■ INPUT DATA
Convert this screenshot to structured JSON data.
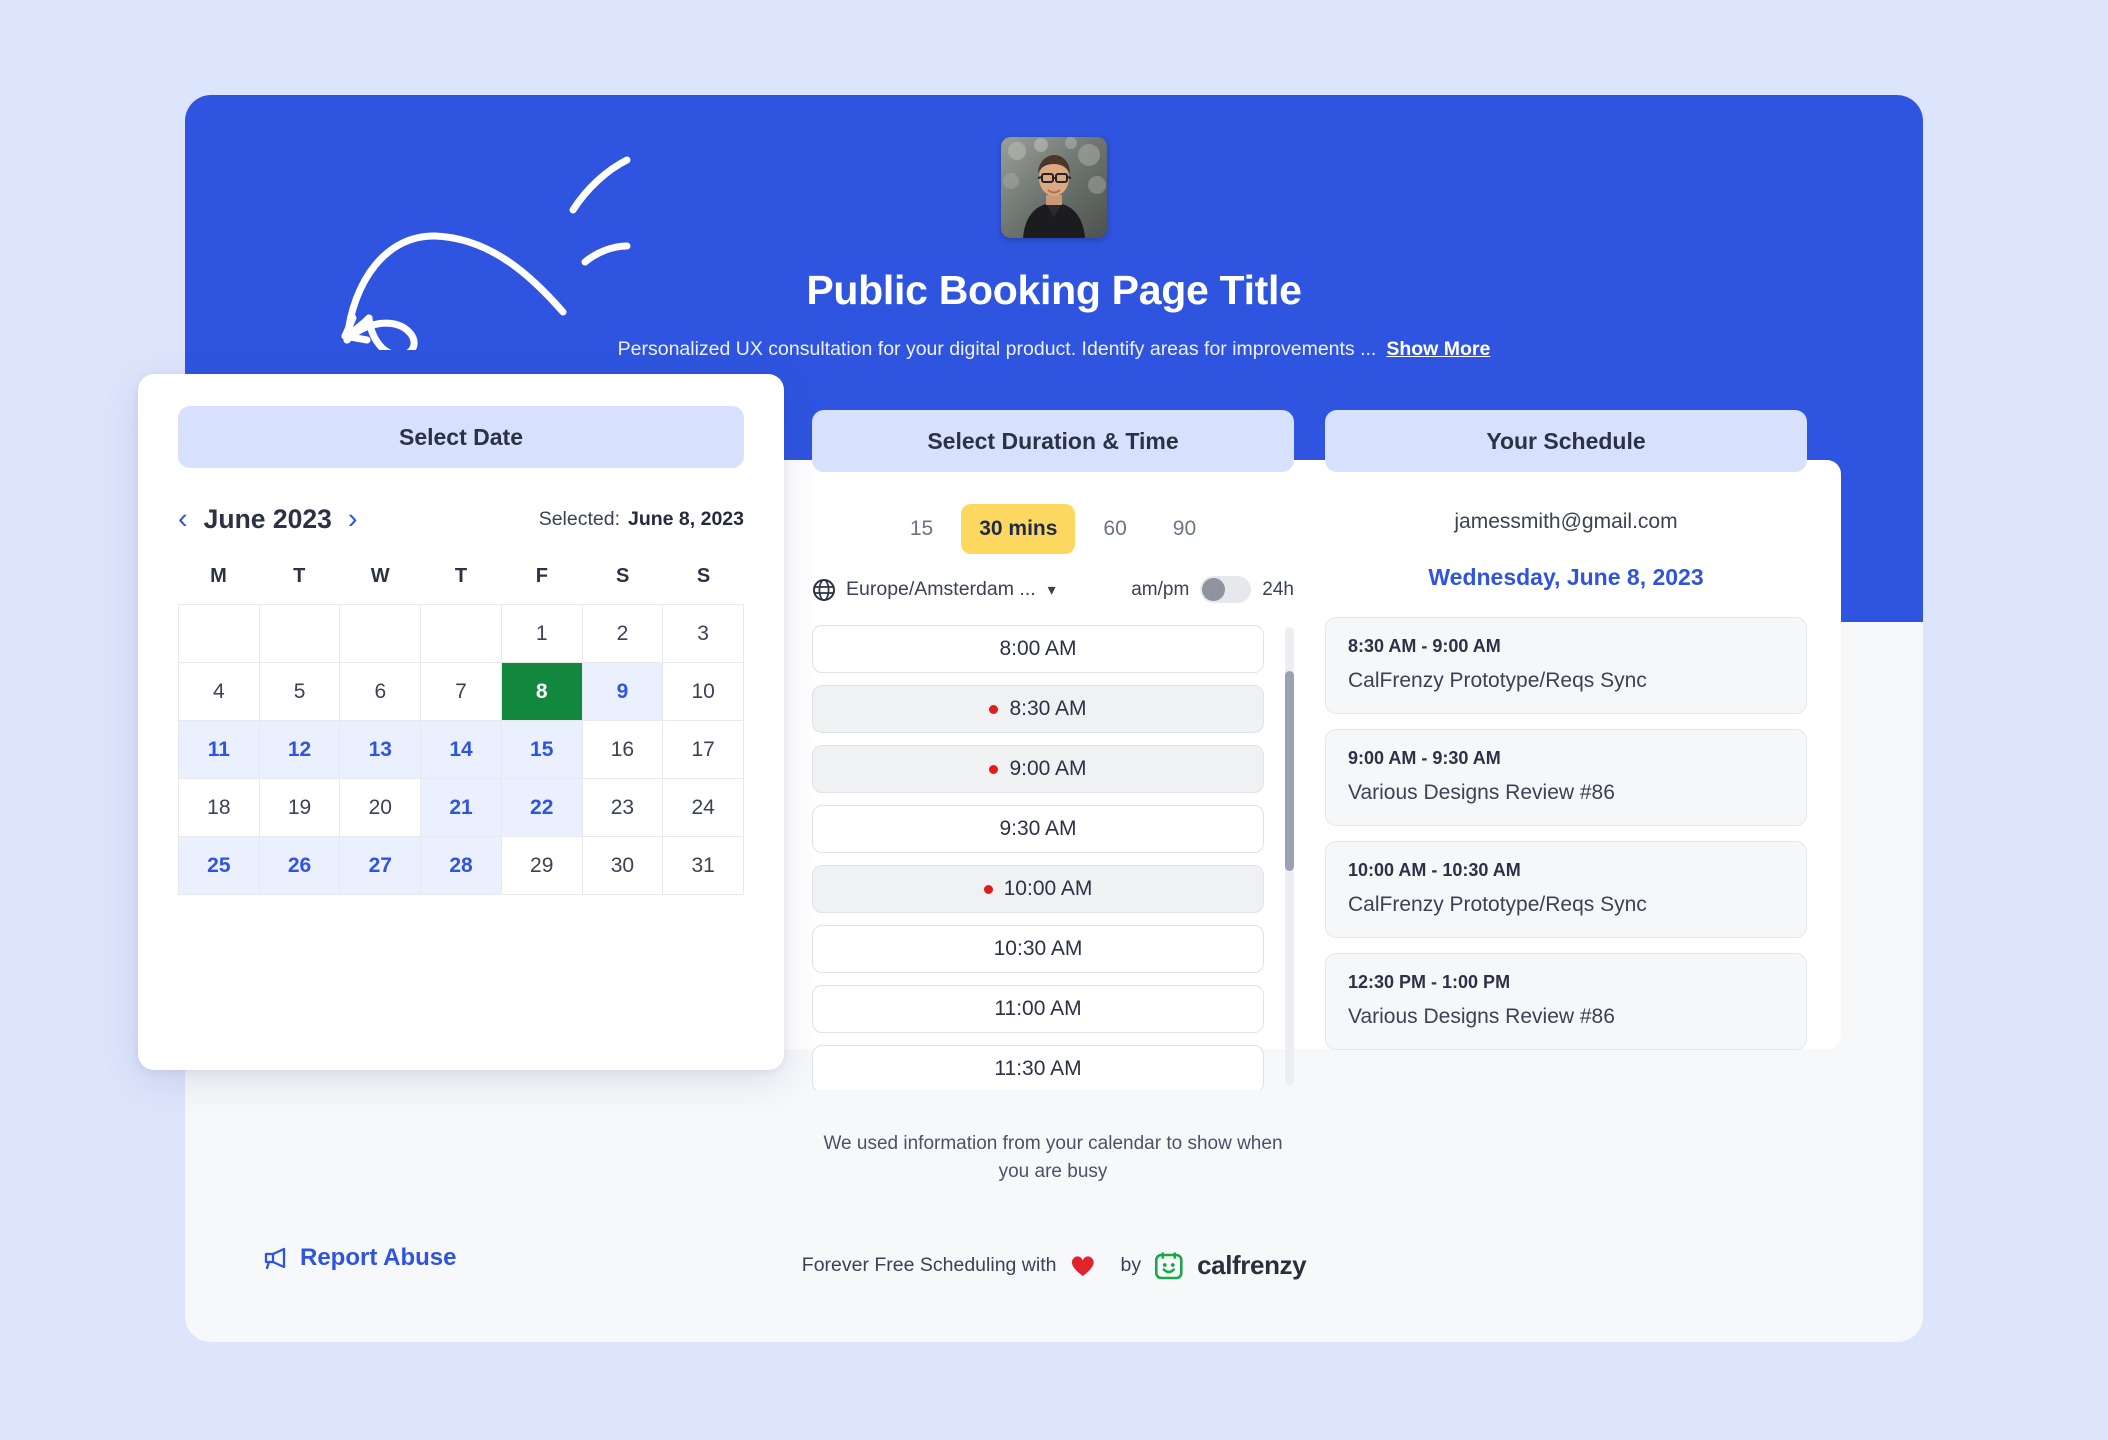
{
  "hero": {
    "avatar_alt": "avatar-photo",
    "title": "Public Booking Page Title",
    "subtitle": "Personalized UX consultation for your digital product. Identify areas for improvements ...",
    "show_more": "Show More",
    "bg_color": "#2f55e0"
  },
  "calendar": {
    "header": "Select Date",
    "prev_icon": "‹",
    "next_icon": "›",
    "month_label": "June 2023",
    "selected_label": "Selected:",
    "selected_value": "June 8, 2023",
    "day_initials": [
      "M",
      "T",
      "W",
      "T",
      "F",
      "S",
      "S"
    ],
    "leading_blanks": 4,
    "days": [
      {
        "n": 1,
        "state": "plain"
      },
      {
        "n": 2,
        "state": "plain"
      },
      {
        "n": 3,
        "state": "plain"
      },
      {
        "n": 4,
        "state": "plain"
      },
      {
        "n": 5,
        "state": "plain"
      },
      {
        "n": 6,
        "state": "plain"
      },
      {
        "n": 7,
        "state": "plain"
      },
      {
        "n": 8,
        "state": "sel"
      },
      {
        "n": 9,
        "state": "avail"
      },
      {
        "n": 10,
        "state": "plain"
      },
      {
        "n": 11,
        "state": "avail"
      },
      {
        "n": 12,
        "state": "avail"
      },
      {
        "n": 13,
        "state": "avail"
      },
      {
        "n": 14,
        "state": "avail"
      },
      {
        "n": 15,
        "state": "avail"
      },
      {
        "n": 16,
        "state": "plain"
      },
      {
        "n": 17,
        "state": "plain"
      },
      {
        "n": 18,
        "state": "plain"
      },
      {
        "n": 19,
        "state": "plain"
      },
      {
        "n": 20,
        "state": "plain"
      },
      {
        "n": 21,
        "state": "avail"
      },
      {
        "n": 22,
        "state": "avail"
      },
      {
        "n": 23,
        "state": "plain"
      },
      {
        "n": 24,
        "state": "plain"
      },
      {
        "n": 25,
        "state": "avail"
      },
      {
        "n": 26,
        "state": "avail"
      },
      {
        "n": 27,
        "state": "avail"
      },
      {
        "n": 28,
        "state": "avail"
      },
      {
        "n": 29,
        "state": "plain"
      },
      {
        "n": 30,
        "state": "plain"
      },
      {
        "n": 31,
        "state": "plain"
      }
    ],
    "selected_color": "#12883e",
    "available_color": "#2f55e0"
  },
  "duration": {
    "header": "Select Duration & Time",
    "options": [
      {
        "label": "15",
        "active": false
      },
      {
        "label": "30 mins",
        "active": true
      },
      {
        "label": "60",
        "active": false
      },
      {
        "label": "90",
        "active": false
      }
    ],
    "active_color": "#fdd861",
    "timezone": "Europe/Amsterdam ...",
    "timezone_caret": "⌄",
    "ampm_label": "am/pm",
    "h24_label": "24h",
    "toggle_state": "am/pm",
    "slots": [
      {
        "time": "8:00 AM",
        "busy": false
      },
      {
        "time": "8:30 AM",
        "busy": true
      },
      {
        "time": "9:00 AM",
        "busy": true
      },
      {
        "time": "9:30 AM",
        "busy": false
      },
      {
        "time": "10:00 AM",
        "busy": true
      },
      {
        "time": "10:30 AM",
        "busy": false
      },
      {
        "time": "11:00 AM",
        "busy": false
      },
      {
        "time": "11:30 AM",
        "busy": false
      }
    ],
    "busy_note": "We used information from your calendar to show when you are busy",
    "busy_dot_color": "#e01b1b"
  },
  "schedule": {
    "header": "Your Schedule",
    "email": "jamessmith@gmail.com",
    "date": "Wednesday, June 8, 2023",
    "date_color": "#2f55e0",
    "events": [
      {
        "time": "8:30 AM - 9:00 AM",
        "title": "CalFrenzy Prototype/Reqs Sync"
      },
      {
        "time": "9:00 AM - 9:30 AM",
        "title": "Various Designs Review #86"
      },
      {
        "time": "10:00 AM - 10:30 AM",
        "title": "CalFrenzy Prototype/Reqs Sync"
      },
      {
        "time": "12:30 PM - 1:00 PM",
        "title": "Various Designs Review #86"
      }
    ]
  },
  "footer": {
    "report_abuse": "Report Abuse",
    "report_color": "#2f55e0",
    "brand_prefix": "Forever Free Scheduling with",
    "heart_icon": "heart-icon",
    "by": "by",
    "brand_name": "calfrenzy",
    "brand_logo_color": "#1aa74a"
  }
}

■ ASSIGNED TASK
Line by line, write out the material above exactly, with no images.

■ THE ANSWER
Convert this screenshot to structured JSON data.
{
  "hero": {
    "avatar_alt": "avatar-photo",
    "title": "Public Booking Page Title",
    "subtitle": "Personalized UX consultation for your digital product. Identify areas for improvements ...",
    "show_more": "Show More",
    "bg_color": "#2f55e0"
  },
  "calendar": {
    "header": "Select Date",
    "prev_icon": "‹",
    "next_icon": "›",
    "month_label": "June 2023",
    "selected_label": "Selected:",
    "selected_value": "June 8, 2023",
    "day_initials": [
      "M",
      "T",
      "W",
      "T",
      "F",
      "S",
      "S"
    ],
    "leading_blanks": 4,
    "days": [
      {
        "n": 1,
        "state": "plain"
      },
      {
        "n": 2,
        "state": "plain"
      },
      {
        "n": 3,
        "state": "plain"
      },
      {
        "n": 4,
        "state": "plain"
      },
      {
        "n": 5,
        "state": "plain"
      },
      {
        "n": 6,
        "state": "plain"
      },
      {
        "n": 7,
        "state": "plain"
      },
      {
        "n": 8,
        "state": "sel"
      },
      {
        "n": 9,
        "state": "avail"
      },
      {
        "n": 10,
        "state": "plain"
      },
      {
        "n": 11,
        "state": "avail"
      },
      {
        "n": 12,
        "state": "avail"
      },
      {
        "n": 13,
        "state": "avail"
      },
      {
        "n": 14,
        "state": "avail"
      },
      {
        "n": 15,
        "state": "avail"
      },
      {
        "n": 16,
        "state": "plain"
      },
      {
        "n": 17,
        "state": "plain"
      },
      {
        "n": 18,
        "state": "plain"
      },
      {
        "n": 19,
        "state": "plain"
      },
      {
        "n": 20,
        "state": "plain"
      },
      {
        "n": 21,
        "state": "avail"
      },
      {
        "n": 22,
        "state": "avail"
      },
      {
        "n": 23,
        "state": "plain"
      },
      {
        "n": 24,
        "state": "plain"
      },
      {
        "n": 25,
        "state": "avail"
      },
      {
        "n": 26,
        "state": "avail"
      },
      {
        "n": 27,
        "state": "avail"
      },
      {
        "n": 28,
        "state": "avail"
      },
      {
        "n": 29,
        "state": "plain"
      },
      {
        "n": 30,
        "state": "plain"
      },
      {
        "n": 31,
        "state": "plain"
      }
    ],
    "selected_color": "#12883e",
    "available_color": "#2f55e0"
  },
  "duration": {
    "header": "Select Duration & Time",
    "options": [
      {
        "label": "15",
        "active": false
      },
      {
        "label": "30 mins",
        "active": true
      },
      {
        "label": "60",
        "active": false
      },
      {
        "label": "90",
        "active": false
      }
    ],
    "active_color": "#fdd861",
    "timezone": "Europe/Amsterdam ...",
    "timezone_caret": "⌄",
    "ampm_label": "am/pm",
    "h24_label": "24h",
    "toggle_state": "am/pm",
    "slots": [
      {
        "time": "8:00 AM",
        "busy": false
      },
      {
        "time": "8:30 AM",
        "busy": true
      },
      {
        "time": "9:00 AM",
        "busy": true
      },
      {
        "time": "9:30 AM",
        "busy": false
      },
      {
        "time": "10:00 AM",
        "busy": true
      },
      {
        "time": "10:30 AM",
        "busy": false
      },
      {
        "time": "11:00 AM",
        "busy": false
      },
      {
        "time": "11:30 AM",
        "busy": false
      }
    ],
    "busy_note": "We used information from your calendar to show when you are busy",
    "busy_dot_color": "#e01b1b"
  },
  "schedule": {
    "header": "Your Schedule",
    "email": "jamessmith@gmail.com",
    "date": "Wednesday, June 8, 2023",
    "date_color": "#2f55e0",
    "events": [
      {
        "time": "8:30 AM - 9:00 AM",
        "title": "CalFrenzy Prototype/Reqs Sync"
      },
      {
        "time": "9:00 AM - 9:30 AM",
        "title": "Various Designs Review #86"
      },
      {
        "time": "10:00 AM - 10:30 AM",
        "title": "CalFrenzy Prototype/Reqs Sync"
      },
      {
        "time": "12:30 PM - 1:00 PM",
        "title": "Various Designs Review #86"
      }
    ]
  },
  "footer": {
    "report_abuse": "Report Abuse",
    "report_color": "#2f55e0",
    "brand_prefix": "Forever Free Scheduling with",
    "heart_icon": "heart-icon",
    "by": "by",
    "brand_name": "calfrenzy",
    "brand_logo_color": "#1aa74a"
  }
}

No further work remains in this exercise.